The second provincewide one-day strike kicked off after the union announced no agreement was reached in negotiations with the provincial government on Monday.

“We definitely see the impact the cuts are having on kids. Less support in the classrooms and bigger numbers,” said Leanne Baril, an elementary school teacher in Ottawa. “It becomes more difficult for kids with special needs because there’s less support for them. It’s hard to feel like you’re doing a good job for those kids especially.”

Elementary teacher and mother, Leanne Baril, was picketing Tuesday for a new contract and against cuts to education, bigger classes sizes and the introduction of e-learning courses. [Photo © Merna Emara]

Baril said she has three children enrolled at English and French Catholic schools. Baril said she and her colleagues, as parents and teachers, will do what they need to do to maintain the status of good education.
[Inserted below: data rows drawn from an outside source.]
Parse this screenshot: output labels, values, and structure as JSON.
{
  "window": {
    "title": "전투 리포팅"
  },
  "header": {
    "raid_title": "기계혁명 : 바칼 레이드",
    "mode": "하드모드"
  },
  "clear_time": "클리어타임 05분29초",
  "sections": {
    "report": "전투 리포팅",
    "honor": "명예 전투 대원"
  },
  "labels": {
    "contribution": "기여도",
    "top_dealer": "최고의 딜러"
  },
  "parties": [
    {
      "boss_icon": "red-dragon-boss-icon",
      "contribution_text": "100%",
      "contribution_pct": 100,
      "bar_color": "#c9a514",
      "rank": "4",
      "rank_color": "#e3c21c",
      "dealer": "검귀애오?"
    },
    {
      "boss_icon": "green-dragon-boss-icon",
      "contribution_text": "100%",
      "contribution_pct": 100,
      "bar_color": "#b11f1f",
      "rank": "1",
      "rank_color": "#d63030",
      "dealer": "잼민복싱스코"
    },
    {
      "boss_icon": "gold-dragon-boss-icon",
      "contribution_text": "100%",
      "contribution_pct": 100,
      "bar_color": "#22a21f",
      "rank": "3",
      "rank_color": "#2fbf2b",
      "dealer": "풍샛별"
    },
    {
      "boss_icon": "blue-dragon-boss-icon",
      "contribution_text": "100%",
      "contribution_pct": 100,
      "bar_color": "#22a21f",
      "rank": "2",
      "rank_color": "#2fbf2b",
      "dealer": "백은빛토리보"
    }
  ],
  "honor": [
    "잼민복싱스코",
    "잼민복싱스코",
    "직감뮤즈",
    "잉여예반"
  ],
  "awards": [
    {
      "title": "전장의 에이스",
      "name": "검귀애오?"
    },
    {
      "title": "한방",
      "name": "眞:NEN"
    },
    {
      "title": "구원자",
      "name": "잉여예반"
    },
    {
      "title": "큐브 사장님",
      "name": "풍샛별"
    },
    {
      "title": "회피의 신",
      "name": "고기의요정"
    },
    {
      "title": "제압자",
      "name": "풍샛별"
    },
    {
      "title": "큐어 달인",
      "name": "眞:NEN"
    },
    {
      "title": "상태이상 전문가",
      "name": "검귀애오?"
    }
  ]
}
The province is engaged in labour disputes with unions in the public and the Catholic education systems. Negotiations aren’t being made public but the two sides are at loggerheads over wages, class sizes, e-learning and more.

Stephen Sweeney, a representative for the Ottawa English Catholic Teachers Association (OECTA), said, “that the provincial government would have the public believe that it’s all about wage increases,” Sweeney said. “It’s not. It’s about class sizes. It’s about job losses and it’s about support in the classroom.”

Stephen Sweeney, a union rep with the Ottawa English Catholic Teachers Association, was walking the picket line in front of St. Patrick’s High School. [Photo © Merna Emara]

Ontario’s Education Minister Stephen Lecce, said in a statement that the government will focus on continuing the talks, but accused the union of pushing for better pay and benefits.

“Repeated escalation at the expense of our students, to advance higher compensation, higher wages, and even more generous benefits, is unacceptable for parents and students in our province,” Lecce said. 

Teachers picketed 10 different locations across the city Tuesday including the offices of Conservative MPPs.

Sweeney accused the Ford government negotiating in bad faith and of telling a one-sided story about their proposed cuts to education.

Teachers’ unions are particularly opposed to the increase of class sizes and the government’s desire to make completion of two e-learning courses mandatory.

Leah O’Donnell, a teacher at St. Francis Xavier Catholic high school, said the increase in student numbers in a single classroom will not allow teachers to give students the extra support they need.

Teachers picket in front of St. Patrick high school to protest education cuts. ©Merna Emara

“They’re also looking to put two extra classes of online learning into the high school schedule. That will be a big problem because a lot of students need that one-on-one attention from the teacher,” O’Donnell said. “And we are essentially getting rid of a teacher, so they don’t have that extra support.”

Right now, there are no talks of further negotiations. Until an agreement is reached, the board will stick to their strike schedule.

Parents and students can brace for more walkouts this week:

  •  Wed., Feb. 5 – Ottawa-Carleton District School Board, Ottawa Children’s Treatment Centre, Upper Canada District School Board. (ETFO)
  •  Thurs., Feb. 6 – Provincewide walkout by ETFO members, affecting all public boards.
  •  Fri., Feb. 7 – Limestone District School Board in the Kingston, ON area. (ETFO)